“What’s the appropriate rate increase? Zero. Nothing. Nada,” Blumenthal said during a Friday morning press conference at the Legislative Officer Building in Hartford.
The two-term senator, who is running for re-election against Republican Leora Levy, joined state Sen. Matt Lesser, D-Middletown, Healthcare Advocate Ted Doolittle and Connecticut Citizens Action Group director Tom Swan to rail against the insurance company proposals ahead of a Monday public hearing on the matter.
State insurance carriers have come under near-constant fire from public officials since last month, when nine companies who sell insurance plans both on and off the state health insurance exchange asked the state to approve more than a dozen rate filings for price increases in both the individual and small group markets. The proposals seek an average price increase of 20.4% on individual plans.
The Connecticut Insurance Department will host an informational hearing on the proposals at the Legislative Officer Building beginning at 9 a.m. Monday.
During Friday’s press conference, Blumenthal and others focused in large part on the likely extension of boosted federal subsidies for plans sold on the state exchange.
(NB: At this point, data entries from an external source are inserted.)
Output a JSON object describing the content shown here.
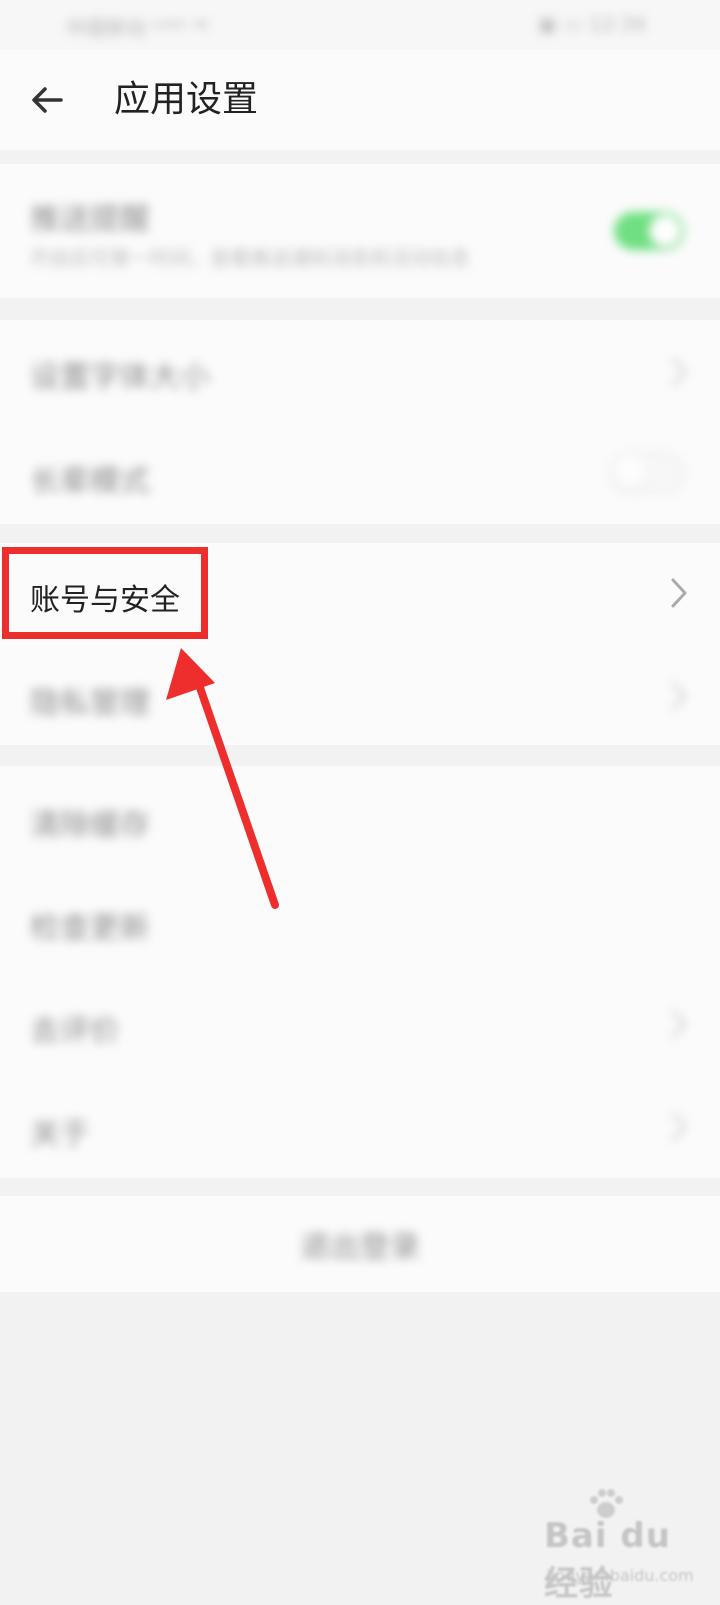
{
  "status_bar": {
    "left_text": "中国移动 ᵇᵈ⁴ᴳ ⁴⁶",
    "right_text": "▣ ▭ 12:34"
  },
  "header": {
    "back_icon": "arrow-left-icon",
    "title": "应用设置"
  },
  "groups": [
    {
      "items": [
        {
          "label": "推送提醒",
          "subtitle": "开启后可第一时间，查看推送通知消息和活动信息",
          "control": "toggle",
          "toggle_on": true,
          "blurred": true
        }
      ]
    },
    {
      "items": [
        {
          "label": "设置字体大小",
          "control": "chevron",
          "blurred": true
        },
        {
          "label": "长辈模式",
          "control": "toggle",
          "toggle_on": false,
          "blurred": true
        }
      ]
    },
    {
      "items": [
        {
          "label": "账号与安全",
          "control": "chevron",
          "blurred": false
        },
        {
          "label": "隐私管理",
          "control": "chevron",
          "blurred": true
        }
      ]
    },
    {
      "items": [
        {
          "label": "清除缓存",
          "control": "none",
          "blurred": true
        },
        {
          "label": "检查更新",
          "control": "none",
          "blurred": true
        },
        {
          "label": "去评价",
          "control": "chevron",
          "blurred": true
        },
        {
          "label": "关于",
          "control": "chevron",
          "blurred": true
        }
      ]
    }
  ],
  "logout": {
    "label": "退出登录"
  },
  "annotation": {
    "color": "#ee2d2d",
    "target": "账号与安全"
  },
  "colors": {
    "toggle_on": "#4cd964",
    "background": "#f2f2f2",
    "card": "#fbfbfb"
  },
  "watermark": {
    "logo": "Bai du 经验",
    "site": "jingyan.baidu.com"
  }
}
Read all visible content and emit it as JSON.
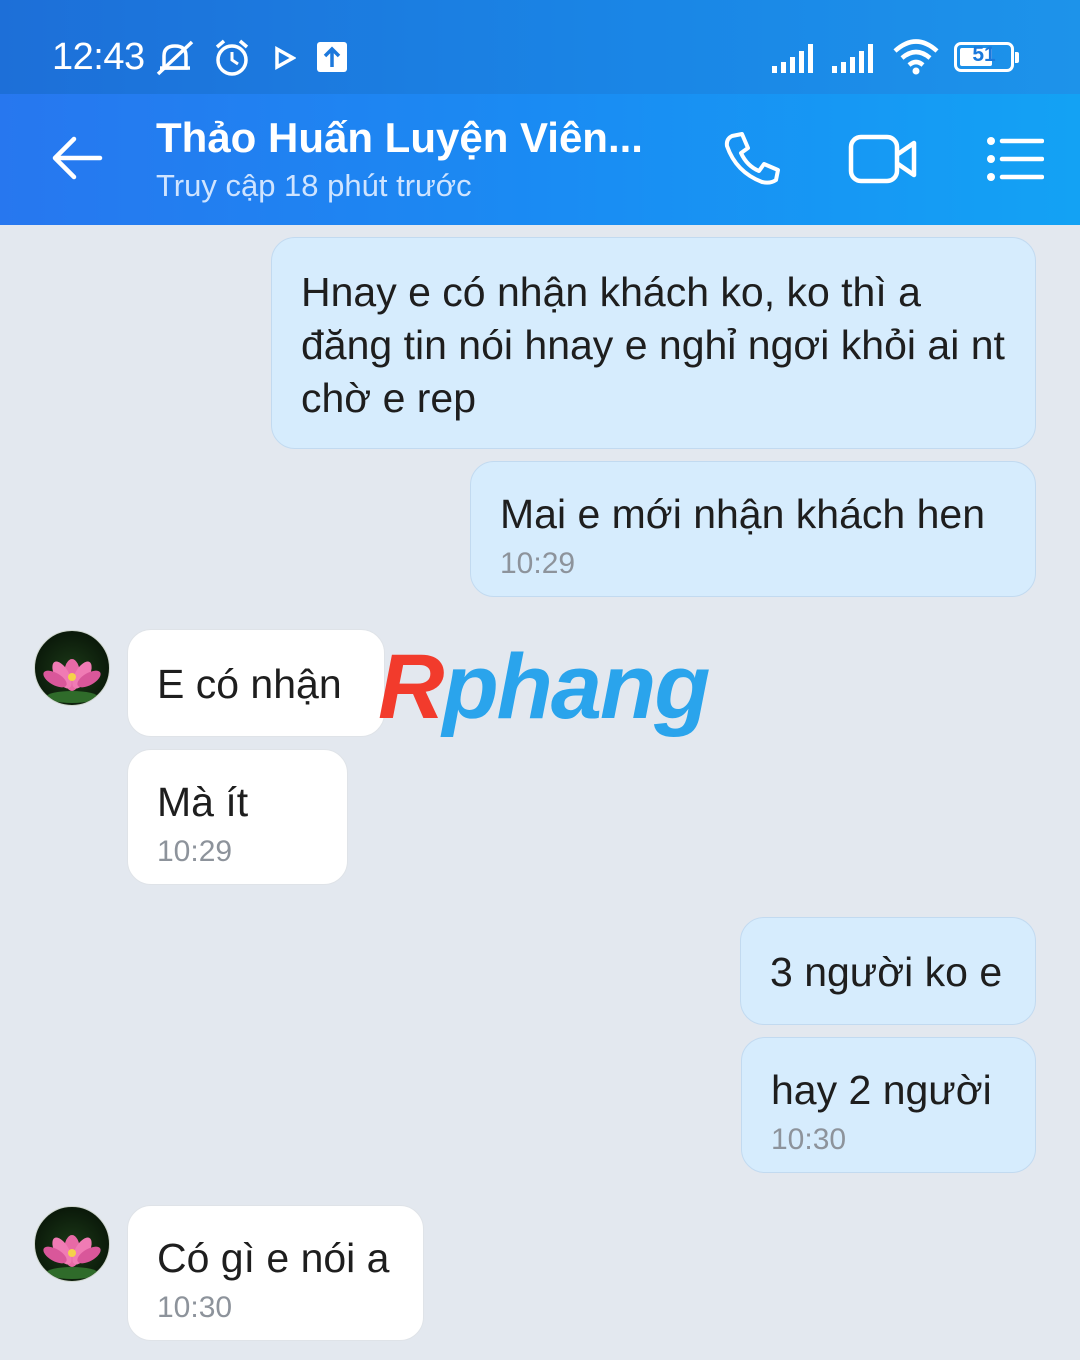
{
  "status_bar": {
    "time": "12:43",
    "battery": "51",
    "icons": [
      "mute-bell-icon",
      "alarm-icon",
      "play-icon",
      "upload-icon",
      "signal-icon",
      "signal-icon",
      "wifi-icon",
      "battery-icon"
    ]
  },
  "header": {
    "title": "Thảo Huấn Luyện Viên...",
    "subtitle": "Truy cập 18 phút trước",
    "icons": [
      "back-arrow-icon",
      "phone-icon",
      "video-icon",
      "menu-list-icon"
    ]
  },
  "messages": [
    {
      "direction": "out",
      "text": "Hnay e có nhận khách ko, ko thì a đăng tin nói hnay e nghỉ ngơi khỏi ai nt chờ e rep",
      "time": ""
    },
    {
      "direction": "out",
      "text": "Mai e mới nhận khách hen",
      "time": "10:29"
    },
    {
      "direction": "in",
      "text": "E có nhận",
      "time": ""
    },
    {
      "direction": "in",
      "text": "Mà ít",
      "time": "10:29"
    },
    {
      "direction": "out",
      "text": "3 người ko e",
      "time": ""
    },
    {
      "direction": "out",
      "text": "hay 2 người",
      "time": "10:30"
    },
    {
      "direction": "in",
      "text": "Có gì e nói a",
      "time": "10:30"
    }
  ],
  "watermark": {
    "first": "R",
    "rest": "phang"
  },
  "colors": {
    "accent": "#1a8bf3",
    "outgoing_bubble": "#d6ecfd",
    "incoming_bubble": "#ffffff",
    "background": "#e3e8ef"
  }
}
Those additional subsidies had been scheduled to expire at the end of the year, but will be extended for three years under legislation expected to receive final passage in Congress later on Friday.
Lesser said the expiration of the benefits was a driving factor in some of the double-digit rate hikes proposed by insurance companies including ConnectiCare, which has asked for a 24.1% rate increase.
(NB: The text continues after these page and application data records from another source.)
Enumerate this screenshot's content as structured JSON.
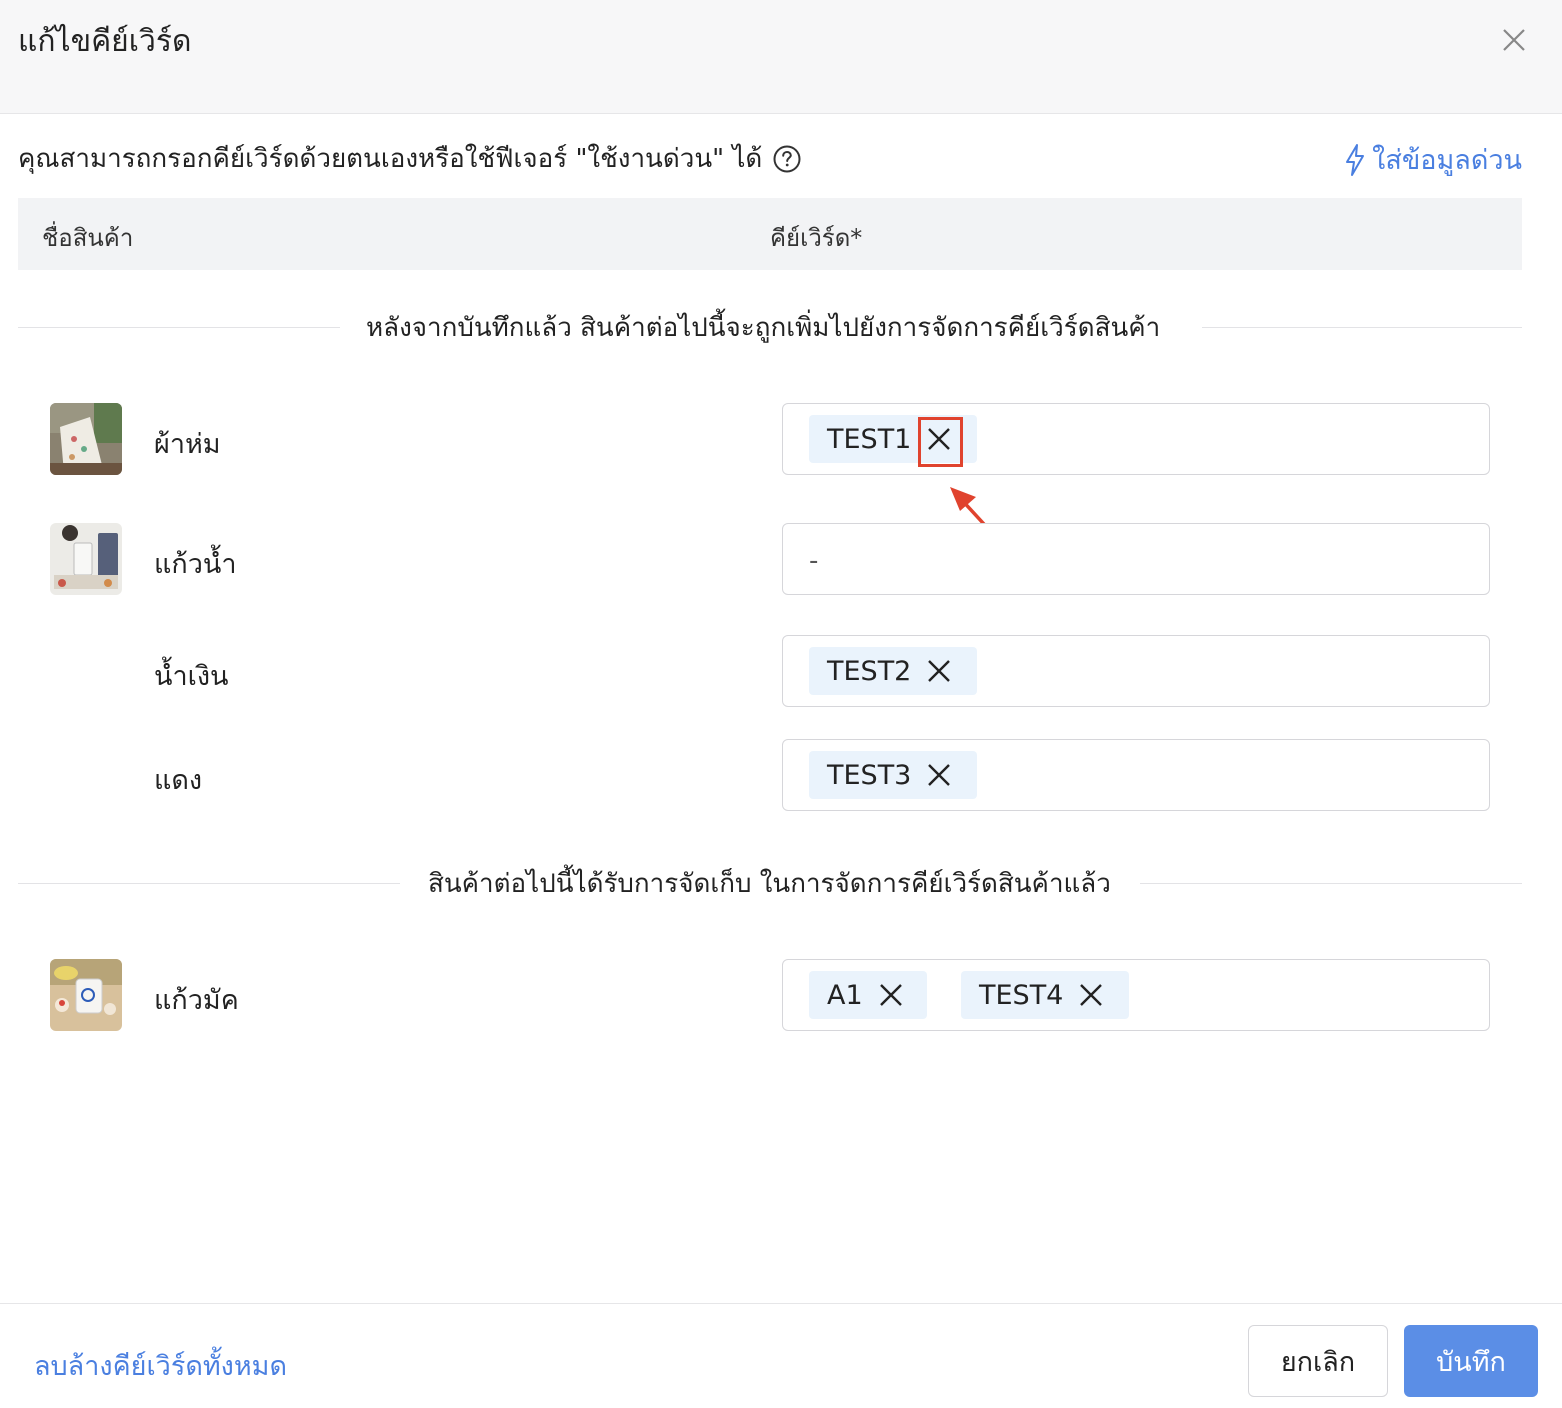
{
  "dialog": {
    "title": "แก้ไขคีย์เวิร์ด",
    "intro_text": "คุณสามารถกรอกคีย์เวิร์ดด้วยตนเองหรือใช้ฟีเจอร์ \"ใช้งานด่วน\" ได้",
    "quick_fill_label": "ใส่ข้อมูลด่วน"
  },
  "table": {
    "col_product": "ชื่อสินค้า",
    "col_keyword": "คีย์เวิร์ด*"
  },
  "sections": {
    "new_label": "หลังจากบันทึกแล้ว สินค้าต่อไปนี้จะถูกเพิ่มไปยังการจัดการคีย์เวิร์ดสินค้า",
    "existing_label": "สินค้าต่อไปนี้ได้รับการจัดเก็บ ในการจัดการคีย์เวิร์ดสินค้าแล้ว"
  },
  "products": [
    {
      "name": "ผ้าห่ม",
      "keywords": [
        "TEST1"
      ]
    },
    {
      "name": "แก้วน้ำ",
      "empty_value": "-"
    },
    {
      "name": "น้ำเงิน",
      "keywords": [
        "TEST2"
      ]
    },
    {
      "name": "แดง",
      "keywords": [
        "TEST3"
      ]
    }
  ],
  "existing_products": [
    {
      "name": "แก้วมัค",
      "keywords": [
        "A1",
        "TEST4"
      ]
    }
  ],
  "footer": {
    "clear_all": "ลบล้างคีย์เวิร์ดทั้งหมด",
    "cancel": "ยกเลิก",
    "save": "บันทึก"
  },
  "colors": {
    "accent": "#4a7fe0",
    "primary_button": "#5b8ee6",
    "tag_bg": "#eaf3fc",
    "annotation": "#e0432e"
  }
}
“They are betting on a death spiral, they are betting on the Affordable Care Act to go away and they are wrong,” Lesser said, “because Senator Blumenthal, Senator [Chris] Murphy last week voted as part of the Inflation Reduction Act to extend support for the Affordable Care Act.”
Last week, Attorney General William Tong made a similar argument and asked the state Insurance Department to delay Monday’s hearing in anticipation of congressional action to extend those benefits.
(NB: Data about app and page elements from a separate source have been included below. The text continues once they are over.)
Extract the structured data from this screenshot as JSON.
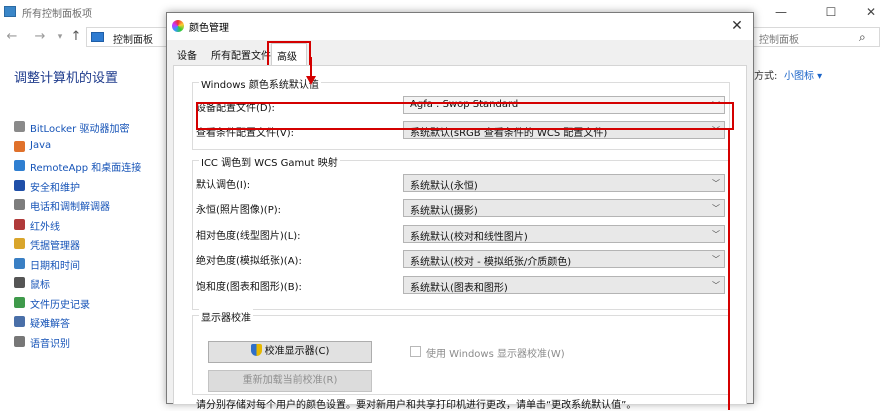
{
  "control_panel": {
    "title": "所有控制面板项",
    "breadcrumb": "控制面板",
    "search_placeholder": "控制面板",
    "heading": "调整计算机的设置",
    "view_by_label": "方式:",
    "view_by_value": "小图标 ▾",
    "items": [
      {
        "label": "BitLocker 驱动器加密",
        "icon": "bitlocker-icon"
      },
      {
        "label": "Java",
        "icon": "java-icon"
      },
      {
        "label": "RemoteApp 和桌面连接",
        "icon": "remoteapp-icon"
      },
      {
        "label": "安全和维护",
        "icon": "flag-icon"
      },
      {
        "label": "电话和调制解调器",
        "icon": "phone-icon"
      },
      {
        "label": "红外线",
        "icon": "infrared-icon"
      },
      {
        "label": "凭据管理器",
        "icon": "credential-icon"
      },
      {
        "label": "日期和时间",
        "icon": "clock-icon"
      },
      {
        "label": "鼠标",
        "icon": "mouse-icon"
      },
      {
        "label": "文件历史记录",
        "icon": "file-history-icon"
      },
      {
        "label": "疑难解答",
        "icon": "troubleshoot-icon"
      },
      {
        "label": "语音识别",
        "icon": "microphone-icon"
      }
    ]
  },
  "dialog": {
    "title": "颜色管理",
    "tabs": [
      "设备",
      "所有配置文件",
      "高级"
    ],
    "active_tab": "高级",
    "windows_group": {
      "title": "Windows 颜色系统默认值",
      "rows": [
        {
          "label": "设备配置文件(D):",
          "value": "Agfa : Swop Standard"
        },
        {
          "label": "查看条件配置文件(V):",
          "value": "系统默认(sRGB 查看条件的 WCS 配置文件)"
        }
      ]
    },
    "icc_group": {
      "title": "ICC 调色到 WCS Gamut 映射",
      "rows": [
        {
          "label": "默认调色(I):",
          "value": "系统默认(永恒)"
        },
        {
          "label": "永恒(照片图像)(P):",
          "value": "系统默认(摄影)"
        },
        {
          "label": "相对色度(线型图片)(L):",
          "value": "系统默认(校对和线性图片)"
        },
        {
          "label": "绝对色度(模拟纸张)(A):",
          "value": "系统默认(校对 - 模拟纸张/介质颜色)"
        },
        {
          "label": "饱和度(图表和图形)(B):",
          "value": "系统默认(图表和图形)"
        }
      ]
    },
    "calibration_group": {
      "title": "显示器校准",
      "calibrate_button": "校准显示器(C)",
      "reload_button": "重新加载当前校准(R)",
      "checkbox_label": "使用 Windows 显示器校准(W)",
      "checkbox_checked": false
    },
    "footer_text": "请分别存储对每个用户的颜色设置。要对新用户和共享打印机进行更改，请单击“更改系统默认值”。"
  },
  "colors": {
    "highlight_red": "#d40000",
    "link_blue": "#1553b7",
    "heading_blue": "#1e3b8c"
  }
}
However, Insurance Commissioner Andrew Mais declined to postpone the hearing and disputed the claim that the expiration of federal subsidies had been a significant driver of the requested rate hikes.
In addition to uncertainty around boosted benefits, insurers have attributed their proposals to other elements including the rising costs of health care and pharmaceuticals, as well as patients seeking treatments that they had put off during the COVID-19 pandemic.
“We remain extremely mindful of the impact that rate increases have on our members and strive to keep our plans as fairly priced as possible within the reality of today’s health care environment,” Kim Kann, a spokesperson for ConnectiCare, said in a statement last month.
However, the elected officials and advocates on Friday pointed to the record profits and soaring executive compensation enjoyed by five of the companies seeking to raise rates on their members.
Blumenthal said the rate hike requests collapsed under even passing scrutiny when compared to the billions in profits brought in by insurance carriers.
“The Insurance Department simply ought to say ‘No. We’re not dummies. We’re not fools. We know what you’re doing and on behalf of consumers we say no,’” Blumenthal said.
During a press conference on Thursday, Gerard O’Sullivan, the Insurance Department’s director of consumer affairs, said the agency would resist the rate hike requests.
“We’re pushing back very hard against the insurance companies and the trend analysis that they submitted to our department,” O’Sullivan said.
Gov. Ned Lamont argued the expected extension of the health care subsidies and other elements of the Inflation Reduction Act should curb the need for rate hikes.
“Everybody goes in with a high thing, we’re going to push back hard and show how some of the fundamentals in terms of pharma and hospital costs have changed as a result of the Inflation Reduction Act and that should also reduce their requests,” Lamont said.
However, Doolittle, the state healthcare advocate, argued that state insurance regulators needed to expand the factors they considered when evaluating rate requests to include the out-of-pocket costs paid by consumers in addition to their premiums as well as weighing whether the requests were based on excessive or unreasonable prices charged by hospitals or pharmaceutical companies.
“This year in particular, when the traditional question of insurance company solvency can be answered in less than one minute simply by referring to the record profits that health carriers have been logging the past few years, CT families deserve a deeper inquiry into whether or not the rates requested are excessive,” Doolittle said in an email.
Insurance regulators are only allowed to consider whether the insurance companies will remain solvent under the proposed hikes and that the premiums are enough to cover the claims.